HOW TO COMPLETE THIS TASK
Take every line from the entries below that includes the word "name" and copy it.

EXERCISE MATERIALS
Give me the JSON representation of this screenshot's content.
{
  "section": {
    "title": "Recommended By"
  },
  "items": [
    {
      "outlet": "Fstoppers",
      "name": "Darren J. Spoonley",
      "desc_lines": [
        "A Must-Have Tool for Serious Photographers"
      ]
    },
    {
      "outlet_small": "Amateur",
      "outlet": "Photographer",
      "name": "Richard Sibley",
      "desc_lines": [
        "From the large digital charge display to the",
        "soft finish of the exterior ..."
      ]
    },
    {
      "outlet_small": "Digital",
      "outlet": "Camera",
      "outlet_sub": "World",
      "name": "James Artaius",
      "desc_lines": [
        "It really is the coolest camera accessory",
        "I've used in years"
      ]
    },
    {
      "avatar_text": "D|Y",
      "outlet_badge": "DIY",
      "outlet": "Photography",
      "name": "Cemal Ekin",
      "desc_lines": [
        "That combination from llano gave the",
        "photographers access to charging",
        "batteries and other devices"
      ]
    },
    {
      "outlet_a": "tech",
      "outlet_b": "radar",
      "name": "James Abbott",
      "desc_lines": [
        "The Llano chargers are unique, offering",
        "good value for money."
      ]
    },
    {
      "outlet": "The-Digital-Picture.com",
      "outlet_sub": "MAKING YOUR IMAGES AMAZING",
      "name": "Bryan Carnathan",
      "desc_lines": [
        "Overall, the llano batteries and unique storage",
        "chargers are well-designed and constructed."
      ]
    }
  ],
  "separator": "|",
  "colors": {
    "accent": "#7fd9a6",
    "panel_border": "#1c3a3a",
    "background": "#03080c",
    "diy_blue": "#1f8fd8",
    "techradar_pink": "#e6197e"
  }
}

RESPONSE BOX
      "name": "Darren J. Spoonley",
      "name": "Richard Sibley",
      "name": "James Artaius",
      "name": "Cemal Ekin",
      "name": "James Abbott",
      "name": "Bryan Carnathan",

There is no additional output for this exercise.